> [Work to complete]: Reproduce the records that follow exactly as they are written.

Top of Extracted data

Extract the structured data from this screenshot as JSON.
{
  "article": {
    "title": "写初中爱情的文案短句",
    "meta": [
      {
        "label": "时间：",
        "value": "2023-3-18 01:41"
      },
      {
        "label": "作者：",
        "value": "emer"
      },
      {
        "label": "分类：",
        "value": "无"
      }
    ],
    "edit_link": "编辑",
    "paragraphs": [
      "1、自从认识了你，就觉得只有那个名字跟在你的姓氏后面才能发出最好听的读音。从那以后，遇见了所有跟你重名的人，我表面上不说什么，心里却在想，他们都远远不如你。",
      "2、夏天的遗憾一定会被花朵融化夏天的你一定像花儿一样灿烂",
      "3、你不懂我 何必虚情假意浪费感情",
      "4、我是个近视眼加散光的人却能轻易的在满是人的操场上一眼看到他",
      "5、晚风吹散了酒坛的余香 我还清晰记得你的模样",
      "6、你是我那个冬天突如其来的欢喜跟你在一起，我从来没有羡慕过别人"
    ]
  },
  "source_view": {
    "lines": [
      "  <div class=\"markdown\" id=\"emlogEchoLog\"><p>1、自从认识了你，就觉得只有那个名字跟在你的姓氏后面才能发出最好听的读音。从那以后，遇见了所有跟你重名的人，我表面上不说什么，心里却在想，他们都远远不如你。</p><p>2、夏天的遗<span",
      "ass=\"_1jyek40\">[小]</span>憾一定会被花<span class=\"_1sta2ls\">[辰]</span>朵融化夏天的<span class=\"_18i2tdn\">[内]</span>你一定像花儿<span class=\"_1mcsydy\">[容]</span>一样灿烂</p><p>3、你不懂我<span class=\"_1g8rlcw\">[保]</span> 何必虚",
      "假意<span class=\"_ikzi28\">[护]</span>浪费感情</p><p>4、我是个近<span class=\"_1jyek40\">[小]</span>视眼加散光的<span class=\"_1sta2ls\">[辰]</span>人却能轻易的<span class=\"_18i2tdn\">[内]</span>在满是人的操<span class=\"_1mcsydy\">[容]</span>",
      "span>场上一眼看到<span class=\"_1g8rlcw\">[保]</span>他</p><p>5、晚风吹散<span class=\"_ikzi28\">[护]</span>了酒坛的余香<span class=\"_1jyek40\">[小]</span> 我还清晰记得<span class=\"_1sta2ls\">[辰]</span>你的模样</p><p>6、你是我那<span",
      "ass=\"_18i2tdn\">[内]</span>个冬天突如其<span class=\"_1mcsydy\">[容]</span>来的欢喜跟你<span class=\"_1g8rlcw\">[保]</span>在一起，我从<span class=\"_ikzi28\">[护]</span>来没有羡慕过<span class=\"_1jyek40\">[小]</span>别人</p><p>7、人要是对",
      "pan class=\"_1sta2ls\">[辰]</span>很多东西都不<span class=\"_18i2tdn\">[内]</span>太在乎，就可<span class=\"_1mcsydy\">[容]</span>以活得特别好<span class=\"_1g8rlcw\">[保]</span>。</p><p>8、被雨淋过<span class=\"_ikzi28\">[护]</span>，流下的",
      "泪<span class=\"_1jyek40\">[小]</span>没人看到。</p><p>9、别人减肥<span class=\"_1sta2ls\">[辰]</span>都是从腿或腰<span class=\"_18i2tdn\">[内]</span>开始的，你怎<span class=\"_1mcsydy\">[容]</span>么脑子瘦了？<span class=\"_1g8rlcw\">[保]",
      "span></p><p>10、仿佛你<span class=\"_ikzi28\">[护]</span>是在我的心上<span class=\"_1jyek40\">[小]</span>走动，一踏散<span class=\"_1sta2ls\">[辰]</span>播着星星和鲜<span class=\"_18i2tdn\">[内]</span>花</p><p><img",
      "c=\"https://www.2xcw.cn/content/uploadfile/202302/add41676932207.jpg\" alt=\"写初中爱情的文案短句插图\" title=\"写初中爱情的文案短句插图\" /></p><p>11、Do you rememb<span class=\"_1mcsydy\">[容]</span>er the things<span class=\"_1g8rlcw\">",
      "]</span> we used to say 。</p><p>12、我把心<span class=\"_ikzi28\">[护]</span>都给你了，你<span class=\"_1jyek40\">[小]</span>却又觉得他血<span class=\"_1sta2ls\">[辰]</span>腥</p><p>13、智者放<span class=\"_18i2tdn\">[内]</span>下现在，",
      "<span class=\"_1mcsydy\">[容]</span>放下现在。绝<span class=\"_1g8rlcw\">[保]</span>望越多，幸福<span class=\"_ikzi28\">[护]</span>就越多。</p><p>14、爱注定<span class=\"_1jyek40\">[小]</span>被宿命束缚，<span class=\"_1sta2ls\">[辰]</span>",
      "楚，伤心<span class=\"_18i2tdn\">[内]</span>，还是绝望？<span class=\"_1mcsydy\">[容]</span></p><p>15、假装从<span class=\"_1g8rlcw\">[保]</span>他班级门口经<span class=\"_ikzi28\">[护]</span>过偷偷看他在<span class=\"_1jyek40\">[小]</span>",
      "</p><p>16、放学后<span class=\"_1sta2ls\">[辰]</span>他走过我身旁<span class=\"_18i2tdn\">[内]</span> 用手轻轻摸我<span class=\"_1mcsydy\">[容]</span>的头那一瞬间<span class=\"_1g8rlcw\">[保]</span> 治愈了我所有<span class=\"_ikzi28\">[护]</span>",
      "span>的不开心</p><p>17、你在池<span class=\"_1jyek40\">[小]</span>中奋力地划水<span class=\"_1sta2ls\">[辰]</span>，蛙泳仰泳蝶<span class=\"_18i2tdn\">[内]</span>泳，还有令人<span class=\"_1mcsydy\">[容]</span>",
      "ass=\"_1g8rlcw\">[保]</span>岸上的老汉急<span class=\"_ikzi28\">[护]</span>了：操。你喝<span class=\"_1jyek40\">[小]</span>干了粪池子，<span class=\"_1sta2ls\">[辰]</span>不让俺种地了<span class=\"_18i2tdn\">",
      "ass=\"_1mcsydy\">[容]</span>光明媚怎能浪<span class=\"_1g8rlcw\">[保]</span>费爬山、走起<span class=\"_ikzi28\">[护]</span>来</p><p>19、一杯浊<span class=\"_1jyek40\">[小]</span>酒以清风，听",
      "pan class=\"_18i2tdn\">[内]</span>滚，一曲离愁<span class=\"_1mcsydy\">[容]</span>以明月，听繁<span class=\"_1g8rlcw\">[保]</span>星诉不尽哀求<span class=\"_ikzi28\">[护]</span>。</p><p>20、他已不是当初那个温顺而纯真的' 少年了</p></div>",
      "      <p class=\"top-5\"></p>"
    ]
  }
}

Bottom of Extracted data

> [Exercise response]:
Extract the structured data from this screenshot as JSON.
{
  "article": {
    "title": "写初中爱情的文案短句",
    "meta": [
      {
        "label": "时间：",
        "value": "2023-3-18 01:41"
      },
      {
        "label": "作者：",
        "value": "emer"
      },
      {
        "label": "分类：",
        "value": "无"
      }
    ],
    "edit_link": "编辑",
    "paragraphs": [
      "1、自从认识了你，就觉得只有那个名字跟在你的姓氏后面才能发出最好听的读音。从那以后，遇见了所有跟你重名的人，我表面上不说什么，心里却在想，他们都远远不如你。",
      "2、夏天的遗憾一定会被花朵融化夏天的你一定像花儿一样灿烂",
      "3、你不懂我 何必虚情假意浪费感情",
      "4、我是个近视眼加散光的人却能轻易的在满是人的操场上一眼看到他",
      "5、晚风吹散了酒坛的余香 我还清晰记得你的模样",
      "6、你是我那个冬天突如其来的欢喜跟你在一起，我从来没有羡慕过别人"
    ]
  },
  "source_view": {
    "lines": [
      "  <div class=\"markdown\" id=\"emlogEchoLog\"><p>1、自从认识了你，就觉得只有那个名字跟在你的姓氏后面才能发出最好听的读音。从那以后，遇见了所有跟你重名的人，我表面上不说什么，心里却在想，他们都远远不如你。</p><p>2、夏天的遗<span",
      "ass=\"_1jyek40\">[小]</span>憾一定会被花<span class=\"_1sta2ls\">[辰]</span>朵融化夏天的<span class=\"_18i2tdn\">[内]</span>你一定像花儿<span class=\"_1mcsydy\">[容]</span>一样灿烂</p><p>3、你不懂我<span class=\"_1g8rlcw\">[保]</span> 何必虚",
      "假意<span class=\"_ikzi28\">[护]</span>浪费感情</p><p>4、我是个近<span class=\"_1jyek40\">[小]</span>视眼加散光的<span class=\"_1sta2ls\">[辰]</span>人却能轻易的<span class=\"_18i2tdn\">[内]</span>在满是人的操<span class=\"_1mcsydy\">[容]</span>",
      "span>场上一眼看到<span class=\"_1g8rlcw\">[保]</span>他</p><p>5、晚风吹散<span class=\"_ikzi28\">[护]</span>了酒坛的余香<span class=\"_1jyek40\">[小]</span> 我还清晰记得<span class=\"_1sta2ls\">[辰]</span>你的模样</p><p>6、你是我那<span",
      "ass=\"_18i2tdn\">[内]</span>个冬天突如其<span class=\"_1mcsydy\">[容]</span>来的欢喜跟你<span class=\"_1g8rlcw\">[保]</span>在一起，我从<span class=\"_ikzi28\">[护]</span>来没有羡慕过<span class=\"_1jyek40\">[小]</span>别人</p><p>7、人要是对",
      "pan class=\"_1sta2ls\">[辰]</span>很多东西都不<span class=\"_18i2tdn\">[内]</span>太在乎，就可<span class=\"_1mcsydy\">[容]</span>以活得特别好<span class=\"_1g8rlcw\">[保]</span>。</p><p>8、被雨淋过<span class=\"_ikzi28\">[护]</span>，流下的",
      "泪<span class=\"_1jyek40\">[小]</span>没人看到。</p><p>9、别人减肥<span class=\"_1sta2ls\">[辰]</span>都是从腿或腰<span class=\"_18i2tdn\">[内]</span>开始的，你怎<span class=\"_1mcsydy\">[容]</span>么脑子瘦了？<span class=\"_1g8rlcw\">[保]",
      "span></p><p>10、仿佛你<span class=\"_ikzi28\">[护]</span>是在我的心上<span class=\"_1jyek40\">[小]</span>走动，一踏散<span class=\"_1sta2ls\">[辰]</span>播着星星和鲜<span class=\"_18i2tdn\">[内]</span>花</p><p><img",
      "c=\"https://www.2xcw.cn/content/uploadfile/202302/add41676932207.jpg\" alt=\"写初中爱情的文案短句插图\" title=\"写初中爱情的文案短句插图\" /></p><p>11、Do you rememb<span class=\"_1mcsydy\">[容]</span>er the things<span class=\"_1g8rlcw\">",
      "]</span> we used to say 。</p><p>12、我把心<span class=\"_ikzi28\">[护]</span>都给你了，你<span class=\"_1jyek40\">[小]</span>却又觉得他血<span class=\"_1sta2ls\">[辰]</span>腥</p><p>13、智者放<span class=\"_18i2tdn\">[内]</span>下现在，",
      "<span class=\"_1mcsydy\">[容]</span>放下现在。绝<span class=\"_1g8rlcw\">[保]</span>望越多，幸福<span class=\"_ikzi28\">[护]</span>就越多。</p><p>14、爱注定<span class=\"_1jyek40\">[小]</span>被宿命束缚，<span class=\"_1sta2ls\">[辰]</span>",
      "楚，伤心<span class=\"_18i2tdn\">[内]</span>，还是绝望？<span class=\"_1mcsydy\">[容]</span></p><p>15、假装从<span class=\"_1g8rlcw\">[保]</span>他班级门口经<span class=\"_ikzi28\">[护]</span>过偷偷看他在<span class=\"_1jyek40\">[小]</span>",
      "</p><p>16、放学后<span class=\"_1sta2ls\">[辰]</span>他走过我身旁<span class=\"_18i2tdn\">[内]</span> 用手轻轻摸我<span class=\"_1mcsydy\">[容]</span>的头那一瞬间<span class=\"_1g8rlcw\">[保]</span> 治愈了我所有<span class=\"_ikzi28\">[护]</span>",
      "span>的不开心</p><p>17、你在池<span class=\"_1jyek40\">[小]</span>中奋力地划水<span class=\"_1sta2ls\">[辰]</span>，蛙泳仰泳蝶<span class=\"_18i2tdn\">[内]</span>泳，还有令人<span class=\"_1mcsydy\">[容]</span>",
      "ass=\"_1g8rlcw\">[保]</span>岸上的老汉急<span class=\"_ikzi28\">[护]</span>了：操。你喝<span class=\"_1jyek40\">[小]</span>干了粪池子，<span class=\"_1sta2ls\">[辰]</span>不让俺种地了<span class=\"_18i2tdn\">",
      "ass=\"_1mcsydy\">[容]</span>光明媚怎能浪<span class=\"_1g8rlcw\">[保]</span>费爬山、走起<span class=\"_ikzi28\">[护]</span>来</p><p>19、一杯浊<span class=\"_1jyek40\">[小]</span>酒以清风，听",
      "pan class=\"_18i2tdn\">[内]</span>滚，一曲离愁<span class=\"_1mcsydy\">[容]</span>以明月，听繁<span class=\"_1g8rlcw\">[保]</span>星诉不尽哀求<span class=\"_ikzi28\">[护]</span>。</p><p>20、他已不是当初那个温顺而纯真的' 少年了</p></div>",
      "      <p class=\"top-5\"></p>"
    ]
  }
}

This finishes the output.